Make sure your positive statement is supported by the evidence. That way, if you catch yourself rolling your eyes when you say the new positive statement, you can pull out the piece of paper, read the evidence (yes, all of it), go back and say the new statement knowing that it is true. So don’t use “I’m the next Einstein” unless you really are.
There will undoubtedly be a number of positive statements that could fit your evidence. You might want to write down several, then pick the one that seems the most powerful to you. Circle that one. That’s the new statement you are going to replace the old negative one with.
Here’s where the real work comes in. From now on, every time you say that old negative statement to yourself (“I’m an idiot”), you need to stop yourself and say instead the new positive statement (“I’m smart enough to figure things out”). Yes, every time. What you are trying to do is change an ingrained habit. To do that you need to replace the old habit with a new one. If you occasionally let the old habit slip by, you are reinforcing it and the whole process will take longer.
How long does this take? Well, research says that changing an old habit takes around two to three months of actually doing the new activity (here, that means saying the positive statement instead of the negative one). I know, I know. That sounds like a very long time. But think about it. You’ve been saying the negative statement to yourself for how long now? Years, maybe? A few months is small sacrifice to reap the benefits of getting it out of your head.
Plus, you will start to notice improvements much sooner than two months if you put this plan into place. The old statement will come up less and less. You will have more energy for what you need to do since that old statement won’t be bringing you down. You’ll be able to think more clearly, get more creative. After a while (say, two to three months) you will notice that you haven’t said that negative statement in over a week. Soon after that you will stop thinking about it at all. In a year or two you’ll find that old piece of paper when cleaning out your desk drawer and realize that you just don’t think that negative thought anymore. Congratulations! You’re done with it, and can throw out the paper.
You will want to change all the negative thoughts you have for the reasons I’ve mentioned above. Here’s one more word of advice about that: don’t try to do them all at once. For one thing, actually writing down a lot of negative statements about yourself is likely to bring you down. In addition, it can be overwhelming trying to change everything at once—so much so that you might give up before you make any headway. That would be a shame since you will get a great benefit from changing even one negative statement.
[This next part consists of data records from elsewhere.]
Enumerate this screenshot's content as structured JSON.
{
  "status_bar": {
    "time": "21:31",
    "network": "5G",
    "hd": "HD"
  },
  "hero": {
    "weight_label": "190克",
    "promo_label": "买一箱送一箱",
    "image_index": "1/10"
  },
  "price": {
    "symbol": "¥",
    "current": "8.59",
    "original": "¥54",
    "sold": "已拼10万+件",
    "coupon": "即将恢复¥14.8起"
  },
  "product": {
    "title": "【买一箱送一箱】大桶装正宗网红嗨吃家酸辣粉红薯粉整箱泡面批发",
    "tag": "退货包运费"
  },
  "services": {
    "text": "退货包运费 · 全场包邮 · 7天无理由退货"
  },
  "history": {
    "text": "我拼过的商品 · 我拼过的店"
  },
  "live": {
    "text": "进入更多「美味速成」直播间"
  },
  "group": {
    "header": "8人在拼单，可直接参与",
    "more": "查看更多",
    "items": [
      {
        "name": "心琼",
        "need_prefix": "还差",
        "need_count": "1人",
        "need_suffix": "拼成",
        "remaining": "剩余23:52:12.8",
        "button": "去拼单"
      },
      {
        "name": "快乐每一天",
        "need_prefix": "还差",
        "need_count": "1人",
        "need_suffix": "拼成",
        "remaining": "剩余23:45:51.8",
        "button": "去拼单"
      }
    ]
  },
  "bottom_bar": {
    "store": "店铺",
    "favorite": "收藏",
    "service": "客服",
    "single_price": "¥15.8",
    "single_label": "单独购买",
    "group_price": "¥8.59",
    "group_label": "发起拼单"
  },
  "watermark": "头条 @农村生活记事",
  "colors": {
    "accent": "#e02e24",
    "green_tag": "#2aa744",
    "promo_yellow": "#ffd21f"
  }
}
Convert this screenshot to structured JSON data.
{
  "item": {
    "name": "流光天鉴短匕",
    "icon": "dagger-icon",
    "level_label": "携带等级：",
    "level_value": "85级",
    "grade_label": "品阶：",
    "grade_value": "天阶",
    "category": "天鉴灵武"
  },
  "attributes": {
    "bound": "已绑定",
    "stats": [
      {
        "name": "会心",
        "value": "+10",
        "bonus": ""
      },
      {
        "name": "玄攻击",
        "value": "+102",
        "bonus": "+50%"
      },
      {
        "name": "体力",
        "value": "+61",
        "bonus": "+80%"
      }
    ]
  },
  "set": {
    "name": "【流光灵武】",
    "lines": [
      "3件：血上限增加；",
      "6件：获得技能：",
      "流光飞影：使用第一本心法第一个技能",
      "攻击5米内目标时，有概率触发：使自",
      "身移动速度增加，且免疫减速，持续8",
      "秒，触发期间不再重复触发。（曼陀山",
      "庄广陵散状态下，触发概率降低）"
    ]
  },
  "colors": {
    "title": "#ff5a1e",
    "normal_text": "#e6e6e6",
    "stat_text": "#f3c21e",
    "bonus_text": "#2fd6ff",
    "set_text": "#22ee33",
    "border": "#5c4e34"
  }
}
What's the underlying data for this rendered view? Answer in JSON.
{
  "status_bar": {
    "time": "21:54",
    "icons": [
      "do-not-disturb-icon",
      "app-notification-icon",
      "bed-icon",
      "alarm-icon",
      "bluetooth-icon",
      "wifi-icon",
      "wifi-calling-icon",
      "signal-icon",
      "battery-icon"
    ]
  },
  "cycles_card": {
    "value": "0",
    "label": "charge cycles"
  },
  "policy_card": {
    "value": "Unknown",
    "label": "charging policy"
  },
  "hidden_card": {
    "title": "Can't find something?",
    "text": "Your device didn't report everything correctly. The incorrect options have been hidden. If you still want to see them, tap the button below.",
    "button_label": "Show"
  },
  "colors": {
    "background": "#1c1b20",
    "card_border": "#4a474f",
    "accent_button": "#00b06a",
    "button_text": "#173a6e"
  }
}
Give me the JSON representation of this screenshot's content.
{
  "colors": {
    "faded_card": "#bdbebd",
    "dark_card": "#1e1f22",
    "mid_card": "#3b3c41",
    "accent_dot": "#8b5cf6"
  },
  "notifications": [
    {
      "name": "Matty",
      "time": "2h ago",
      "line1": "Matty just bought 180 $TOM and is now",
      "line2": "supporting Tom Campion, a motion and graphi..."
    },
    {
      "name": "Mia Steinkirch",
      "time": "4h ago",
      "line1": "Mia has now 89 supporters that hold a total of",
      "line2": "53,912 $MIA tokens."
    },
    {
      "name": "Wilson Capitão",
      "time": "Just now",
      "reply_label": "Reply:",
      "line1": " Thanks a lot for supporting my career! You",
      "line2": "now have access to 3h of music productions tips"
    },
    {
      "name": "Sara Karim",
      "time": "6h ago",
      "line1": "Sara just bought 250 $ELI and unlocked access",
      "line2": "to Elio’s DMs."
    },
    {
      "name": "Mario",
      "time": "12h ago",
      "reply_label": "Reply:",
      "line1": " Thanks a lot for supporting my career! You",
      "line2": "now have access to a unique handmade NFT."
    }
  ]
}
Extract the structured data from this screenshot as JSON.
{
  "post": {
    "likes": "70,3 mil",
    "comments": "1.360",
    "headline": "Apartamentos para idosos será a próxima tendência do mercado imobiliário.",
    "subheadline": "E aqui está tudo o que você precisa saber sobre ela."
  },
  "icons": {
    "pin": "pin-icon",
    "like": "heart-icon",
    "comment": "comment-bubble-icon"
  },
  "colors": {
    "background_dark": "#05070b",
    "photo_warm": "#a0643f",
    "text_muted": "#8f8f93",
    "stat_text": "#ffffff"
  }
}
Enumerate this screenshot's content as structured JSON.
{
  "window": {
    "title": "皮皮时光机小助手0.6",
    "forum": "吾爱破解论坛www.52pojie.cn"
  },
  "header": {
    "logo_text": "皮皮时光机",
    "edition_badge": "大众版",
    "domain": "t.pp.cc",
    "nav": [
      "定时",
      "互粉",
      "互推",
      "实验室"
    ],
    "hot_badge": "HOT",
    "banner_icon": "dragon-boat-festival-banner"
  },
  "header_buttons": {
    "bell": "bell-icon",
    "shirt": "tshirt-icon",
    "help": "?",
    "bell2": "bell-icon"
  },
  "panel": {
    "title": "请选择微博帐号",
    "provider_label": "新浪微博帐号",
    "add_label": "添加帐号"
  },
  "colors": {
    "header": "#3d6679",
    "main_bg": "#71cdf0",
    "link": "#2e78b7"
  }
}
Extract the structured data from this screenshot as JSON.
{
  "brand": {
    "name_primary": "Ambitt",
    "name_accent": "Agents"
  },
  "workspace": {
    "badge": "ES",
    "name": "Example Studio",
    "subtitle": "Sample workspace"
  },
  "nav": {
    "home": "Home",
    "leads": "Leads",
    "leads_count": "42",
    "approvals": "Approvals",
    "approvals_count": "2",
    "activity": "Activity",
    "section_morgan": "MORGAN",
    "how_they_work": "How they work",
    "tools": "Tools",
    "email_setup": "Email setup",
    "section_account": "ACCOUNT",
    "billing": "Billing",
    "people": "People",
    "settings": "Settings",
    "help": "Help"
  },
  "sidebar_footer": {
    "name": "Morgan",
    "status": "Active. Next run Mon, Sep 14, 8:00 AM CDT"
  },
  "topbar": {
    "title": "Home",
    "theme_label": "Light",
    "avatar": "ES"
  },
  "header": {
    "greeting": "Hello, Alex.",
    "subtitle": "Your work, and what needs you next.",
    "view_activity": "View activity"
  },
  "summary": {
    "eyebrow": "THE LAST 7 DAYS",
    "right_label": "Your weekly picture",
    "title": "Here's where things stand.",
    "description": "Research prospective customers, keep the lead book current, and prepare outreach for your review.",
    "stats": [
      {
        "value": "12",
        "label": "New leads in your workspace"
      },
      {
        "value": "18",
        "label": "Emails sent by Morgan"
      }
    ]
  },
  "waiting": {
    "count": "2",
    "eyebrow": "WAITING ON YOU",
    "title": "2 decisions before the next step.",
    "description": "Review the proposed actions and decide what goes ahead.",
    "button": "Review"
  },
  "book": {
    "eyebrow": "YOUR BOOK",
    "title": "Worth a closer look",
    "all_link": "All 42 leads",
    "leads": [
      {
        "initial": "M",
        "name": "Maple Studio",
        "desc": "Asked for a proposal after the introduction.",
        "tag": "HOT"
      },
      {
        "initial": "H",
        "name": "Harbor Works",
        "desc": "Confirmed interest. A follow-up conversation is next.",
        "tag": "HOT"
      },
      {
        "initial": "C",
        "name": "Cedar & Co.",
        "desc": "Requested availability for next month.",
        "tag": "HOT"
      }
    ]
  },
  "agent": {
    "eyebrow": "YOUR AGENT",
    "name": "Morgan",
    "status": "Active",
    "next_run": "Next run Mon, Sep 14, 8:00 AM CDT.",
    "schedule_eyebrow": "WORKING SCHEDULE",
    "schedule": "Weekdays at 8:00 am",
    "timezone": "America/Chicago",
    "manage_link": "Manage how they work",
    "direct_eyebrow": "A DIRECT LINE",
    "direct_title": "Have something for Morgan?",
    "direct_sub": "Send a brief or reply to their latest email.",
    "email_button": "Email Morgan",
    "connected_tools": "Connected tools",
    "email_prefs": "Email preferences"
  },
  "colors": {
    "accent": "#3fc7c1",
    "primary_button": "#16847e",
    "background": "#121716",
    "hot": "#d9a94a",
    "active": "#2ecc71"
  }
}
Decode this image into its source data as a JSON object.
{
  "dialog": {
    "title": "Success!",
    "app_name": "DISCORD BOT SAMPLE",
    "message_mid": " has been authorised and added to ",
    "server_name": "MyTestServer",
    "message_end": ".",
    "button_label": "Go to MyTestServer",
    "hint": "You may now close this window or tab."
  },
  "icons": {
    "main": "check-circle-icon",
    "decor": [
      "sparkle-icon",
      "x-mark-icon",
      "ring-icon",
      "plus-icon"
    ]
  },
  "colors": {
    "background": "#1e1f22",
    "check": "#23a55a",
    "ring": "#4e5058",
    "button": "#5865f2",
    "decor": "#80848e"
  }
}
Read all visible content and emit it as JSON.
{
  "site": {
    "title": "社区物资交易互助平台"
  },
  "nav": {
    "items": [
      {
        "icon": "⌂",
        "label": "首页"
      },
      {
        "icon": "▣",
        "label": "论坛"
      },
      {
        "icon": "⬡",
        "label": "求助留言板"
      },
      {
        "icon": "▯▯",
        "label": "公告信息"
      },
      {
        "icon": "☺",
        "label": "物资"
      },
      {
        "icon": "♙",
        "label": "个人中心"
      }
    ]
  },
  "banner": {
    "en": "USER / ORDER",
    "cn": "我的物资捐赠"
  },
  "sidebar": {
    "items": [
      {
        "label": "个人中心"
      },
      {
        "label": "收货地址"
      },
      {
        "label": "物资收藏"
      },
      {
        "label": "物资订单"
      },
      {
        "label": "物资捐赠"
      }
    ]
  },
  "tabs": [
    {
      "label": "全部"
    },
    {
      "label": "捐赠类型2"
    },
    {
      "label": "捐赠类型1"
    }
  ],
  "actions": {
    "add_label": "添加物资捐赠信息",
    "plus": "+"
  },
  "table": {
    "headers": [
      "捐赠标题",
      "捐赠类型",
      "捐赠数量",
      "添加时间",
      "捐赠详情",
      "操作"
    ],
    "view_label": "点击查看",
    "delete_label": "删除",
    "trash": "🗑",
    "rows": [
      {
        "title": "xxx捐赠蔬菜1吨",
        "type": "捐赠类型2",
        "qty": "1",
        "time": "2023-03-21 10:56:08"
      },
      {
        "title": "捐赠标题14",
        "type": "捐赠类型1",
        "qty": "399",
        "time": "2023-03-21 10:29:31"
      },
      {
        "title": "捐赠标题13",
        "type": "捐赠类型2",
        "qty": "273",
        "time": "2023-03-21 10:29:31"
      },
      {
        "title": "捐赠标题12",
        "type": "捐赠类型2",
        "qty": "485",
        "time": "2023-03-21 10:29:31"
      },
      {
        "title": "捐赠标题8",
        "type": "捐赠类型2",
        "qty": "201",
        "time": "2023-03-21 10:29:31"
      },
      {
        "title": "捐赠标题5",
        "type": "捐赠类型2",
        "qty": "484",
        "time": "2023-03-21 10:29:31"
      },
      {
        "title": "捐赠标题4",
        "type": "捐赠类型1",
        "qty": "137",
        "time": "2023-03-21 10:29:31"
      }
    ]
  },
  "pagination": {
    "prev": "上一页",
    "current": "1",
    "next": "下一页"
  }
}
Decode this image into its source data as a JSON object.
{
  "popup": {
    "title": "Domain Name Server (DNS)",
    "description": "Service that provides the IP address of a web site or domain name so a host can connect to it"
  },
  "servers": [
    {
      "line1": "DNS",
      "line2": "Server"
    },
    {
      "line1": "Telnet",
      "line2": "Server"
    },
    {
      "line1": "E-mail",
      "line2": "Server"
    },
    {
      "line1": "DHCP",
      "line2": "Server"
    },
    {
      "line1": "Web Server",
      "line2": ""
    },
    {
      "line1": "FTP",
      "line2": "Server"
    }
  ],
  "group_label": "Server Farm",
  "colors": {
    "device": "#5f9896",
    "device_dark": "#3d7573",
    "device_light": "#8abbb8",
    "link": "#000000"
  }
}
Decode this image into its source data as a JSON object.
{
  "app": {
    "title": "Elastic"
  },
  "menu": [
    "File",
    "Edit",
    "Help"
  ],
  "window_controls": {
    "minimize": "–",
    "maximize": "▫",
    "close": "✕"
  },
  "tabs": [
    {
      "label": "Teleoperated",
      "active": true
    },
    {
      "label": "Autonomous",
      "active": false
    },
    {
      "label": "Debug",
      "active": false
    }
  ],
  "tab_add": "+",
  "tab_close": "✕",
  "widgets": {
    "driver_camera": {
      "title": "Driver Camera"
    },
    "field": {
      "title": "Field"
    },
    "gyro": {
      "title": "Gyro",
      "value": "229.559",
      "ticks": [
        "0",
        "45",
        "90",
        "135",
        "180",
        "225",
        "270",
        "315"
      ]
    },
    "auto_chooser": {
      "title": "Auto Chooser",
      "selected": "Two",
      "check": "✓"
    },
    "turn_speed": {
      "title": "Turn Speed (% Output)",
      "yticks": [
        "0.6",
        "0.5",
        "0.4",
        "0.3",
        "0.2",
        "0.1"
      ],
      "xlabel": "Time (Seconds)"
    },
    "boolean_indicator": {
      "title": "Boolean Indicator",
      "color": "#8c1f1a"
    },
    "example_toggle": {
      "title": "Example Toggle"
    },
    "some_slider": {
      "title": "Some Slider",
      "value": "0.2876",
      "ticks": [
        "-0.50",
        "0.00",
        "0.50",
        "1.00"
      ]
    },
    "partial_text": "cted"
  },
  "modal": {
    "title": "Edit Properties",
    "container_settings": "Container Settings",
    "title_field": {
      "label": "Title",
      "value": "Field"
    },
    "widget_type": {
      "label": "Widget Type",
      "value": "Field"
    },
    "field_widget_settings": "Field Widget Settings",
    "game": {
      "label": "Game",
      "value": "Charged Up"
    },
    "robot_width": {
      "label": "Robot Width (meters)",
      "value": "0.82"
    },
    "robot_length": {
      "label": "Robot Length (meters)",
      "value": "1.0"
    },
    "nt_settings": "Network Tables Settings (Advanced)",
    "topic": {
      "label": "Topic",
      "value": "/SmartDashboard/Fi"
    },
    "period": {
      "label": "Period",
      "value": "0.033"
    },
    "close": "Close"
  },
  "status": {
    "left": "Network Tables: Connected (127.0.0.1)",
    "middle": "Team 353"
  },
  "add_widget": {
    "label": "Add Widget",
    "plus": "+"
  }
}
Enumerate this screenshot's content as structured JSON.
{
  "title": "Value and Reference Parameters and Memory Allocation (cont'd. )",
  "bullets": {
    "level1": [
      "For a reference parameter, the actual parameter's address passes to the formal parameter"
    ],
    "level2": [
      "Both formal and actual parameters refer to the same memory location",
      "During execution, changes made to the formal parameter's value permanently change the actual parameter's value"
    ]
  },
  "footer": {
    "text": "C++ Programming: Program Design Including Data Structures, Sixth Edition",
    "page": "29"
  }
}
So work on one, get rid of it completely, then pick the next one. Each negative statement you work on should be easier to change than the last one. And you’ll be amazed at what a difference that makes in your work.